Camelus glama Linnaeus, 1758
Llamas are social animals and live with others as a herd. Their wool is soft and contains only a small amount of lanolin. Llamas can learn simple tasks after a few repetitions. When using a pack, they can carry about 25 to 30% of their body weight for 8 to 13 km (5–8 miles). The name llama (in the past also spelled "lama" or "glama") was adopted by European settlers from native Peruvians.
The ancestors of llamas are thought to have originated from the Great Plains of North America about 40 million years ago, and subsequently migrated to South America about three million years ago during the Great American Interchange. By the end of the last ice age (10,000–12,000 years ago), camelids were extinct in North America.

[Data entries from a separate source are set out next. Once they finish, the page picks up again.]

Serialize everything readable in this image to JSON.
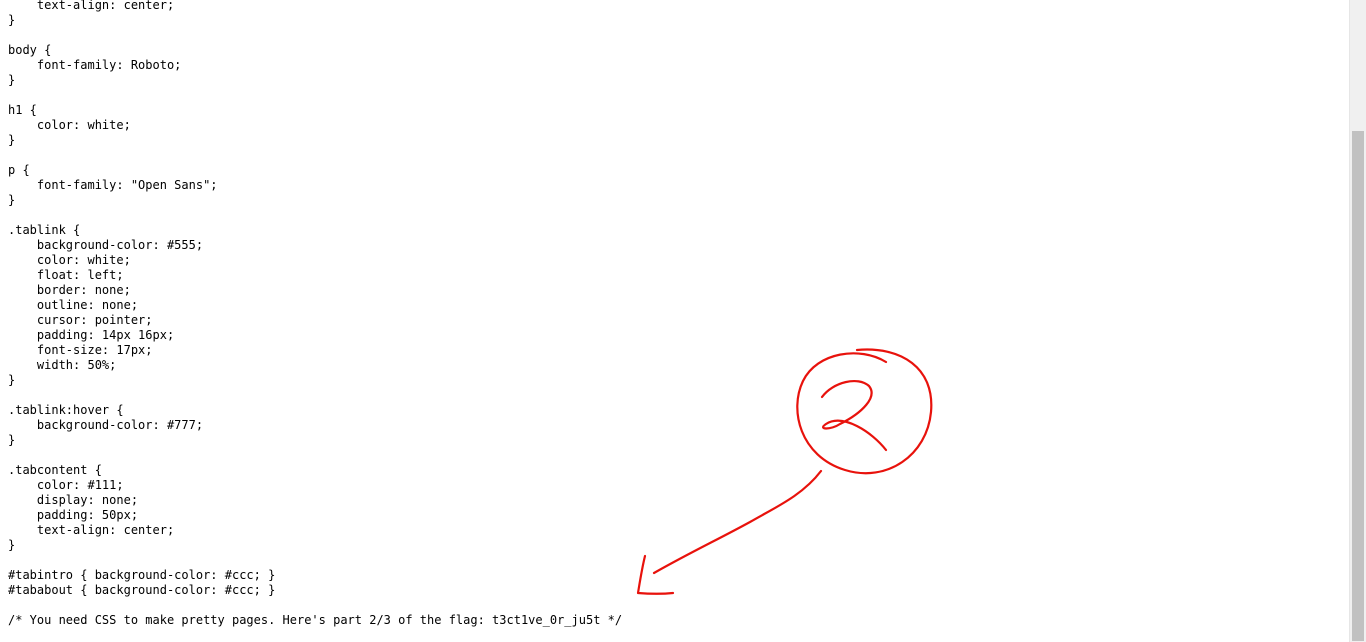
{
  "code_lines": [
    "    text-align: center;",
    "}",
    "",
    "body {",
    "    font-family: Roboto;",
    "}",
    "",
    "h1 {",
    "    color: white;",
    "}",
    "",
    "p {",
    "    font-family: \"Open Sans\";",
    "}",
    "",
    ".tablink {",
    "    background-color: #555;",
    "    color: white;",
    "    float: left;",
    "    border: none;",
    "    outline: none;",
    "    cursor: pointer;",
    "    padding: 14px 16px;",
    "    font-size: 17px;",
    "    width: 50%;",
    "}",
    "",
    ".tablink:hover {",
    "    background-color: #777;",
    "}",
    "",
    ".tabcontent {",
    "    color: #111;",
    "    display: none;",
    "    padding: 50px;",
    "    text-align: center;",
    "}",
    "",
    "#tabintro { background-color: #ccc; }",
    "#tababout { background-color: #ccc; }",
    "",
    "/* You need CSS to make pretty pages. Here's part 2/3 of the flag: t3ct1ve_0r_ju5t */"
  ],
  "annotation": {
    "color": "#e8120c",
    "icon": "handwritten-circled-2-arrow"
  }
}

As of 2007, there were over seven million llamas and alpacas in South America and over 158,000 llamas and 100,000 alpacas, descended from progenitors imported late in the 20th century, in the United States and Canada.
In Aymara mythology, llamas are important beings. The Heavenly Llama is said to drink water from the ocean and urinates as it rains. According to Aymara eschatology, llamas will return to the water springs and lagoons where they come from at the end of time.